Task statement - Pictures aside, quote the whole listing exactly.

Stored data -
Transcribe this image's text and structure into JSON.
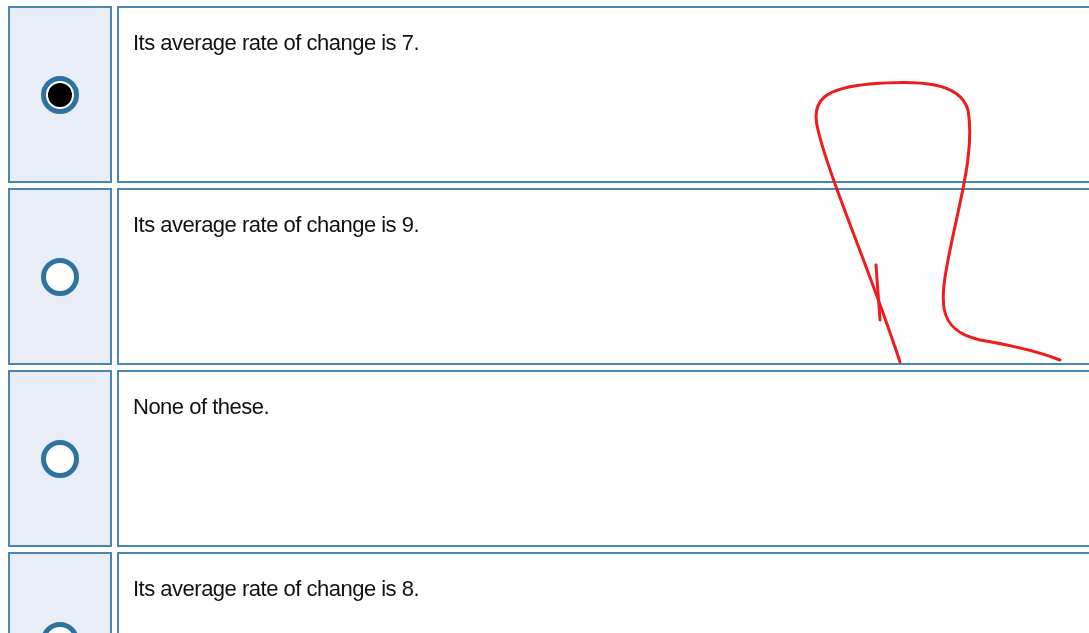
{
  "options": [
    {
      "text": "Its average rate of change is 7.",
      "selected": true
    },
    {
      "text": "Its average rate of change is 9.",
      "selected": false
    },
    {
      "text": "None of these.",
      "selected": false
    },
    {
      "text": "Its average rate of change is 8.",
      "selected": false
    }
  ]
}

Reply to the task -
Transcribe this image's text and structure into JSON.
{
  "options": [
    {
      "text": "Its average rate of change is 7.",
      "selected": true
    },
    {
      "text": "Its average rate of change is 9.",
      "selected": false
    },
    {
      "text": "None of these.",
      "selected": false
    },
    {
      "text": "Its average rate of change is 8.",
      "selected": false
    }
  ]
}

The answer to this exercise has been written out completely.